This week, Jackson Hole provides its customary spectacular backdrop for the Fed’s annual conference—even if some participants, including Fed Chairman Powell, will join by video link.
Jackson Hole may be best known for its ‘deep and steep’ skiing, but a well-worn adage has it that folks come there for the powder but stay for the flyfishing. Indeed, flyfishing played an important, perhaps decisive, role in establishing the annual Fed conclave at the foot of the Tetons. Paul Volcker was the first Fed Chairman to attend the conference in 1982 and, according to lore, it was his passion for angling, not for economics, that hooked him.
Flyfishing also offers an apt metaphor for this year’s Fed conference. But this time the tables are turned. Instead of a giant Fed Chairman casting for wily trout, the drama centers on whether ‘cutthroat Powell’ (cutthroat is the dominant species of local trout) will rise to the fly cast on the waters’ surface.
This week, investors and journalists are fishing for clues about what the Fed intends. But Powell and the Fed are not just any trout. Direct questions about what the US central bank will do next are no more likely to elicit a useful response than an amateur’s splashy cast will interest a wary trout.
A trout faces a conundrum. It must feed. Yet it must also avoid a barbed artificial fly; one meticulously tied, invisibly attached to tippet, and gently cast on the ripples above the deep pool of the clear stream it calls home.
Chairman Powell also faces a conundrum. Sturdy job gains and a record number of unfilled vacancies point to an improving labor market. Inflation is cresting above 5%. Hence, the Fed’s macroeconomic objectives of restoring full employment and delivering average inflation around 2% are seemingly within grasp. That’s also the view of the Federal Reserve Open Market Committee, whose latest minutes suggest that most FOMC members favor a reduction of asset purchases, even if they cannot agree on when or by how much.
Yet Powell and the Fed are also cognizant of risks. The Delta Covid variant has spread rapidly. Anecdotal evidence suggests that even the vaccinated may be at risk. Young people appear more vulnerable. If schools cannot re-open fully, parents might not be able to return to work, slowing the recovery. Recoveries in other countries may also be at risk. Global growth surprise indices, which indicate whether incoming data are out- or underperforming consensus expectations, have turned negative.
The Fed is also watching markets. Bond yields have dipped, and the yield curve has flattened, signs that often presage weaker growth. Investor fascination with cyclical stocks (indicators of sustainable economic recovery) has waned. China’s crackdown on its tech sector has sent chills through emerging markets. Implied equity volatility, widely followed as the markets’ ‘fear gauge’, is once again rising. A positive second quarter earnings season is nearing its end, removing a powerful source of support for global equity markets. This past week, global equity markets wobbled. Many investors pivoted to more defensive allocations.
In short, on the eve of his Jackson Hole remarks, Chairman Powell is confronted with mixed news.

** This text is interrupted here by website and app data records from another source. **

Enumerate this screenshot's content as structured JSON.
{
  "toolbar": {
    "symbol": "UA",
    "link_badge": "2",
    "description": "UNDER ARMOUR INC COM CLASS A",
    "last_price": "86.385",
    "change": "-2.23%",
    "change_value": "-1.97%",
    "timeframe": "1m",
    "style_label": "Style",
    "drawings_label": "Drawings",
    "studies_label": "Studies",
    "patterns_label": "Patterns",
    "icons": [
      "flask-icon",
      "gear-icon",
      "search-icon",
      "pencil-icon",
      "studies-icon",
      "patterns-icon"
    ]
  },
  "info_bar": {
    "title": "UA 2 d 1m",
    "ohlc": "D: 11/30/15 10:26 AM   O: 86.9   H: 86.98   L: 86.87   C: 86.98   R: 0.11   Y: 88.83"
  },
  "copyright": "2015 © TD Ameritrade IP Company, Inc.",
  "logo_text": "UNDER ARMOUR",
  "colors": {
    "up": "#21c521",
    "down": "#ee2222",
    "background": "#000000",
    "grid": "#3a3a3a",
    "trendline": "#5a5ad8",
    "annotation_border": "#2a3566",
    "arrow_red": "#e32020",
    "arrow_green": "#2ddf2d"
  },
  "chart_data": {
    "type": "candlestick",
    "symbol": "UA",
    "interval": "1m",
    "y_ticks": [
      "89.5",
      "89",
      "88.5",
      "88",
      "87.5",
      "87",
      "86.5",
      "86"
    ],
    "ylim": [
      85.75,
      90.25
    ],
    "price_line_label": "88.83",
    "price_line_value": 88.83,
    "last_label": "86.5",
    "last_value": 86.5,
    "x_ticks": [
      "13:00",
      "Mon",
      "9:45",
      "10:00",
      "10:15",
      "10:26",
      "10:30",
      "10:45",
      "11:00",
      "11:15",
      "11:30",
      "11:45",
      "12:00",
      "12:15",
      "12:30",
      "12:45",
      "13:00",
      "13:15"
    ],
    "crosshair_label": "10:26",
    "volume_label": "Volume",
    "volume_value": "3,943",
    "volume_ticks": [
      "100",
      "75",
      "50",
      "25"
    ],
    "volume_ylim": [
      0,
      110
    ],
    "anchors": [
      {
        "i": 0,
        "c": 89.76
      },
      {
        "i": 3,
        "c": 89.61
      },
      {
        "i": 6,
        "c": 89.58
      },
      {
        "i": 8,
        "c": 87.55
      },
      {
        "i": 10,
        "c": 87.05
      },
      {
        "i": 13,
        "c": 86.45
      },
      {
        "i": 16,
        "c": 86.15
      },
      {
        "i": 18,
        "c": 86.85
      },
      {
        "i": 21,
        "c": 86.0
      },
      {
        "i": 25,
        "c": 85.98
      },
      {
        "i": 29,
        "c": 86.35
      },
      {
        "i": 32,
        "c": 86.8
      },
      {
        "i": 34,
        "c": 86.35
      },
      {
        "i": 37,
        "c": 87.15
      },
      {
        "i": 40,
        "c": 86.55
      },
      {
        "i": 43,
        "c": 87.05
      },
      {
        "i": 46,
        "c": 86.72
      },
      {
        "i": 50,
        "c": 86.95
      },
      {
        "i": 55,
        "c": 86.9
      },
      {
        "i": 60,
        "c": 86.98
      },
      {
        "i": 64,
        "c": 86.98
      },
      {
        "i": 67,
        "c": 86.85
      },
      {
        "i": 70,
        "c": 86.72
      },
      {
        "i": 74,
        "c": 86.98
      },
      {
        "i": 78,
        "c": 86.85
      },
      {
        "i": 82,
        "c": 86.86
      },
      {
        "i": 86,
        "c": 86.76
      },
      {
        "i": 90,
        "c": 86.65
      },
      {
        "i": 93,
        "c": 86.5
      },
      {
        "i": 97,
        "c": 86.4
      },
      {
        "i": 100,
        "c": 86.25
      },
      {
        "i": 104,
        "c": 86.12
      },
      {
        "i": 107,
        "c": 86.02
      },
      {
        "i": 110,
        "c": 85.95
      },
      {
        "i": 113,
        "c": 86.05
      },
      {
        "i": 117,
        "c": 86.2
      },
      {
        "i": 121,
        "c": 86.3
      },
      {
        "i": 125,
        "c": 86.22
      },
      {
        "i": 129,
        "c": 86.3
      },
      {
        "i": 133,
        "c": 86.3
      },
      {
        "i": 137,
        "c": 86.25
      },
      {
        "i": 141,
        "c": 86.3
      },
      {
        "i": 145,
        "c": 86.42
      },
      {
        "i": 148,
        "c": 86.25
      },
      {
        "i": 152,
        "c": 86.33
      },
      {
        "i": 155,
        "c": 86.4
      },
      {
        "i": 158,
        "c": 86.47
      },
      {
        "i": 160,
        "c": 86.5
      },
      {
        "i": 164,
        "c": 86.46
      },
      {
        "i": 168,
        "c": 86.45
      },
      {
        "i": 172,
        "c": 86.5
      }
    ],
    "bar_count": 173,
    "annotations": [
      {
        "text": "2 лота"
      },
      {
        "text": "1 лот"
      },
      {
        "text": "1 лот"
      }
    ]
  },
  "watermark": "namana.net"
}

Growth has accelerated in the past two quarters but appears to be peaking and even slowing. Inflation is overshooting and may be more persistent that previously thought, particularly if production or labor supply bottlenecks are not soon overcome. The pandemic is not over and poses new risks. Markets are becoming jittery.
Powell faces a further challenge. His term as chairman is up in early 2022 and it is no secret that he covets renomination. The last thing Powell wants to do is rock markets with some ill-considered remarks about slowing asset purchases (i.e., tapering) or other potential changes to Fed policy. Above all, he wants to avoid taking back any embarrassing statements. There is, however, precedent. Fed Chairman Ben Bernanke roiled markets in May 2013 when he hinted at Fed tapering, only to walk back those comments a few months later. A similar market ‘tantrum’ this time around could cost Powell his job.
So, Chairman Powell finds himself in a position like that of a hungry trout. He must rise to the right fly, nourishing his and the Fed’s reputation by making the right policy decisions at the right time. But he must avoid rising to the wrong fly, the one that snags him, from which he cannot wriggle free and ultimately could leave him high and dry.
Contrary to expectations, therefore, Powell may be reticent this week to say much about tapering or other aspects of monetary policy. Powell may instead focus his remarks on the state of the economy and the risks to the outlook.
Powell may disappoint those angling for the Fed. But sometimes, that’s what a wily trout does if he wishes to swim another day.